------ Given information ------

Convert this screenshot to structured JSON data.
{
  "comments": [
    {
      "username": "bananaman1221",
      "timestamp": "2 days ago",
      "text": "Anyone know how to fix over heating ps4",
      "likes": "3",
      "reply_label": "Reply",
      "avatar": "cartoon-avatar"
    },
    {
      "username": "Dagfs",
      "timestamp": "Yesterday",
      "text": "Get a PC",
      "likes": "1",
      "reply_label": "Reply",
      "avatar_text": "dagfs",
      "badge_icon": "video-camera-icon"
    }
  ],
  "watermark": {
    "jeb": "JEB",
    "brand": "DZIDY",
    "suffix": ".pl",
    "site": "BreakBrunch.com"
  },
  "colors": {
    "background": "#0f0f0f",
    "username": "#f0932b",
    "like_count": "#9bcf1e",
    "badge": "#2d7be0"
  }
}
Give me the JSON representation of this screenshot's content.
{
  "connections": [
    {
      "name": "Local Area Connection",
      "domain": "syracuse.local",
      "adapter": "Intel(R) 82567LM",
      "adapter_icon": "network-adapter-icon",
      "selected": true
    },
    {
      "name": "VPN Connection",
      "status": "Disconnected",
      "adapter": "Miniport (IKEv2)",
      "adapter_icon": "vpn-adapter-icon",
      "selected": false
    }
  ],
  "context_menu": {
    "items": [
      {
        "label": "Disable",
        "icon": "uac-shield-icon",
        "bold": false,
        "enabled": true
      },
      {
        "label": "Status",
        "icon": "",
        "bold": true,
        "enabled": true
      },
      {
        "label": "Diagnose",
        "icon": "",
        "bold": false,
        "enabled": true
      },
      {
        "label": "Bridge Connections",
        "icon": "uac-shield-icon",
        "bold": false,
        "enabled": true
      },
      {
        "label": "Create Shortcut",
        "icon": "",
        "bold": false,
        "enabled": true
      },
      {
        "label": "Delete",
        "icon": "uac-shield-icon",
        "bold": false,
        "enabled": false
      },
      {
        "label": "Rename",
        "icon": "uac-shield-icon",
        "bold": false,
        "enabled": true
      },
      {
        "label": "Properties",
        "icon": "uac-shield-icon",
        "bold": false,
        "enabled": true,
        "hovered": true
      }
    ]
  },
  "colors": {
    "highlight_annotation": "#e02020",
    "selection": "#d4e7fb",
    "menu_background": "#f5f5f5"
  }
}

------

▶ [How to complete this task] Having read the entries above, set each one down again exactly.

▶ [Your response]
Convert this screenshot to structured JSON data.
{
  "comments": [
    {
      "username": "bananaman1221",
      "timestamp": "2 days ago",
      "text": "Anyone know how to fix over heating ps4",
      "likes": "3",
      "reply_label": "Reply",
      "avatar": "cartoon-avatar"
    },
    {
      "username": "Dagfs",
      "timestamp": "Yesterday",
      "text": "Get a PC",
      "likes": "1",
      "reply_label": "Reply",
      "avatar_text": "dagfs",
      "badge_icon": "video-camera-icon"
    }
  ],
  "watermark": {
    "jeb": "JEB",
    "brand": "DZIDY",
    "suffix": ".pl",
    "site": "BreakBrunch.com"
  },
  "colors": {
    "background": "#0f0f0f",
    "username": "#f0932b",
    "like_count": "#9bcf1e",
    "badge": "#2d7be0"
  }
}
Give me the JSON representation of this screenshot's content.
{
  "connections": [
    {
      "name": "Local Area Connection",
      "domain": "syracuse.local",
      "adapter": "Intel(R) 82567LM",
      "adapter_icon": "network-adapter-icon",
      "selected": true
    },
    {
      "name": "VPN Connection",
      "status": "Disconnected",
      "adapter": "Miniport (IKEv2)",
      "adapter_icon": "vpn-adapter-icon",
      "selected": false
    }
  ],
  "context_menu": {
    "items": [
      {
        "label": "Disable",
        "icon": "uac-shield-icon",
        "bold": false,
        "enabled": true
      },
      {
        "label": "Status",
        "icon": "",
        "bold": true,
        "enabled": true
      },
      {
        "label": "Diagnose",
        "icon": "",
        "bold": false,
        "enabled": true
      },
      {
        "label": "Bridge Connections",
        "icon": "uac-shield-icon",
        "bold": false,
        "enabled": true
      },
      {
        "label": "Create Shortcut",
        "icon": "",
        "bold": false,
        "enabled": true
      },
      {
        "label": "Delete",
        "icon": "uac-shield-icon",
        "bold": false,
        "enabled": false
      },
      {
        "label": "Rename",
        "icon": "uac-shield-icon",
        "bold": false,
        "enabled": true
      },
      {
        "label": "Properties",
        "icon": "uac-shield-icon",
        "bold": false,
        "enabled": true,
        "hovered": true
      }
    ]
  },
  "colors": {
    "highlight_annotation": "#e02020",
    "selection": "#d4e7fb",
    "menu_background": "#f5f5f5"
  }
}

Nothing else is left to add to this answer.